When I was about 12, my mother and father separated. Money was tight. She worked three jobs – shuffling from a department store to Hertz car rental to a night shift on a psychiatric ward – to keep food on the table and clothes in our closets.
Every Sunday she took us to Calvary Baptist Church in New Orleans. When the offering plate came around, she dug into her wallet and pulled out a few $20 bills. Then, she passed the plate to my sister and me, so we could put in our own money.
My mother’s commitment to tithing amazed me. We had so little that I often played football in donated cleats. A new pair of blue jeans was a luxury. And yet, each Sunday she would part with what she had spent hours that week earning.
“No matter how little we have, we have enough,” she told me. “It’s our obligation to help others who don’t have this much.”
This is how I learned the value of giving to the church. It’s a value I am deeply committed to, in part, not only because I believe it’s the right thing to do but also because it helps me honor the memory of my mother and the sacrifices she made for her faith and family. Those efforts helped me get to Brown University, where I played football, met my wife, Brie, and got the foundation for my career in commercial construction.
Our family joined Calvary in 2010. Brie and I were looking for a new church home after relocating to San Francisco. We knew we would be starting a family soon and now have two daughters: Eve, 7, and Zoe, 9.
Being part of this congregation has enriched our lives. Its ministry in the community has helped me become more aware of injustices in the world and an advocate for social justice.

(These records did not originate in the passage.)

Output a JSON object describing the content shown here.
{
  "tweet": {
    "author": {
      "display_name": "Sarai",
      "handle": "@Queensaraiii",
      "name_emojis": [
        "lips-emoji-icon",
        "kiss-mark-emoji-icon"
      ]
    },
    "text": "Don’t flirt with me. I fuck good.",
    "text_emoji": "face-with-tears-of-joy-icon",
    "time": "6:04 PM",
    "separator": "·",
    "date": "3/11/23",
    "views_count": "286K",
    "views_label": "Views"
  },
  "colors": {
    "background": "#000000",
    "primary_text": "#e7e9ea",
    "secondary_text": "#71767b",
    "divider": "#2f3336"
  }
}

Every year we make our pledge to Calvary, we push ourselves to give more. We push to a point that we sometimes become anxious about it. But inside it feels good. It’s what I know my mother would have done.